Right now, both the big vendors we’ve named offer both, and the carriers are trusted in terms of financial stability, professionalism and quality of infrastructure. Where vendors have the edge is in the planning of a cloud-ready IT commitment. I think that the latter is more important than most people realize; simple IaaS cloudsourcing doesn’t address enterprise needs except in development and pilot testing. Anything other than IaaS requires significant SOA-like integration, something IBM and Microsoft realize and others either don’t realize or don’t address.
The assertion that the Sony PlayStation Network hack was hosted on Amazon’s EC2 isn’t raising all that many hackles among the cloud promoters, but it has demonstrated to enterprises yet again the concept of “collective risk.” Continued »
Cisco reported its results, which the Street has described as those of a “company in transition.” I disagree; they’re the results of a market in transition and a company not yet transitioning. The signs of the conditions that have dumped Cisco’s stock and fortunes have been clearly visible for more than four years and alarmingly visible for two. You can’t hope your way out of market change; you have to do something proactive.
Financial analyst comments on the Cisco situation had some common themes. It’s clear, they say, that profit margins are collapsing under competitive pressure. It’s clear, they say, that Cisco can’t be a “growth company” any more. It’s clear that major cost-cutting is in order. Some say it’s clear that to obtain shareholder value, Cisco needs to split up.
None of this clarity is clear to me, frankly.

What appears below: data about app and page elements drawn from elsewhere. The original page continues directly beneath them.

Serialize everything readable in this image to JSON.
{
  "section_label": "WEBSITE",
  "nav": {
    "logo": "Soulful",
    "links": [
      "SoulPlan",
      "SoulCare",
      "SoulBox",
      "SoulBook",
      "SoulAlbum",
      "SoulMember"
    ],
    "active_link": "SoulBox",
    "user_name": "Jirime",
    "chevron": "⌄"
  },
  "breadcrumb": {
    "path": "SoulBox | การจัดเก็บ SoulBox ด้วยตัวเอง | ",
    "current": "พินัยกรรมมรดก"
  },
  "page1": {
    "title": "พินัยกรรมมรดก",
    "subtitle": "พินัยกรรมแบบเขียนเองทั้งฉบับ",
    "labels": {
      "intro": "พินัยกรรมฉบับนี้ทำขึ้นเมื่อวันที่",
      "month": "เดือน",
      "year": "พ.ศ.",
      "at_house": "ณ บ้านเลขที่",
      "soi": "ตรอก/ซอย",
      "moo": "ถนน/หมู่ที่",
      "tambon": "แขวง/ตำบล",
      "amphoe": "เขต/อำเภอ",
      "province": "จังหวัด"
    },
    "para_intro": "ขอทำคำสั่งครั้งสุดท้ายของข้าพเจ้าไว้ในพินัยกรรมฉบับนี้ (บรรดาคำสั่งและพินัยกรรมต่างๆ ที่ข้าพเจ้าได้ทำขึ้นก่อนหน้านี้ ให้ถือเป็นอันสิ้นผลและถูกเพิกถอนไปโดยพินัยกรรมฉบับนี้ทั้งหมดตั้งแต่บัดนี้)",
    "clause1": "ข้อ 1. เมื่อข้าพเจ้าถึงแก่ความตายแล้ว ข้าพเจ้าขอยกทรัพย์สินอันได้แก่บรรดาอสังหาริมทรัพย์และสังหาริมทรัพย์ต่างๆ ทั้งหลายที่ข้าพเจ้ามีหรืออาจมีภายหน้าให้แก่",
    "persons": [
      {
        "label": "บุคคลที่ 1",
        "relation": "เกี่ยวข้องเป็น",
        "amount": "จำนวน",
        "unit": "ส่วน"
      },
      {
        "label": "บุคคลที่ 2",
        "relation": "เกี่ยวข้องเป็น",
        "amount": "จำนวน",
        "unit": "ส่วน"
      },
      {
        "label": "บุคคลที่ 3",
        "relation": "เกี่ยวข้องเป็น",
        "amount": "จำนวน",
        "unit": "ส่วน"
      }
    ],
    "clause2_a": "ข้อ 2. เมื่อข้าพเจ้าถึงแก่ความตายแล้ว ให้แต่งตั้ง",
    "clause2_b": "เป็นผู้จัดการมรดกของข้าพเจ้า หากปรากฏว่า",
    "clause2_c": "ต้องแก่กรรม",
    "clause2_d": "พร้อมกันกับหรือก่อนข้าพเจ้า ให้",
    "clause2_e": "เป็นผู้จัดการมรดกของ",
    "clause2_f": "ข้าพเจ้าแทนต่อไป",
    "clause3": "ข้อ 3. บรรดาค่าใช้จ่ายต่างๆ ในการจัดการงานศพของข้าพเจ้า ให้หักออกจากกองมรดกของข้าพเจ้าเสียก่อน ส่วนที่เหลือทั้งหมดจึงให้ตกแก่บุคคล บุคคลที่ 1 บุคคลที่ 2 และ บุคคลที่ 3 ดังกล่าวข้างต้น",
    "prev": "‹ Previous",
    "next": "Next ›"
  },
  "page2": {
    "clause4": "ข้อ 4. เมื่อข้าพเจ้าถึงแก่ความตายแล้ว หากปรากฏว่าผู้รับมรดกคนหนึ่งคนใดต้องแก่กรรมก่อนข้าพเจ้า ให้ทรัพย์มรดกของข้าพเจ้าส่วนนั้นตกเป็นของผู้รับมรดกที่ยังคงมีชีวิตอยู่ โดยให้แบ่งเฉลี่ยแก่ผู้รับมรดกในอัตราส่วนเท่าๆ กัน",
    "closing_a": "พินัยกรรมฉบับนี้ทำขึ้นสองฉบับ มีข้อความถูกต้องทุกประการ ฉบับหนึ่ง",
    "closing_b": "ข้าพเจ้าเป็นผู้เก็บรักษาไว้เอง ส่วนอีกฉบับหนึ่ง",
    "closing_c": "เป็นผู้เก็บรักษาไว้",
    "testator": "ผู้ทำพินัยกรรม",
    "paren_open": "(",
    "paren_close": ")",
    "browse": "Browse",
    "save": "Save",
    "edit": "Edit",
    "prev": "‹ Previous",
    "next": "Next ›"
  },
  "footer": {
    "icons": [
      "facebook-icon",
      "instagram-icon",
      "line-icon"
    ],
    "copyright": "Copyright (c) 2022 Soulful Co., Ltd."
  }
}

“Competitive pressure” is an effect, not a cause. Price differentiation comes out of the absence of feature differentiation. For years now, router and switching vendors have pushed more and more arcane bit-pushing tricks as “differentiators” when none of the buyers believed or even understood the points. All this time, buyers have cried for substantive strategies to lead them through the transitions of networking—and didn’t get them. Cisco more than its competitors relied on sales pressure and incumbency. That won’t work when all the buyer wants is the lowest price for a hamburger. If you want the buyer to get off the hamburger kick, you need to have a strategy driver to push. Continued »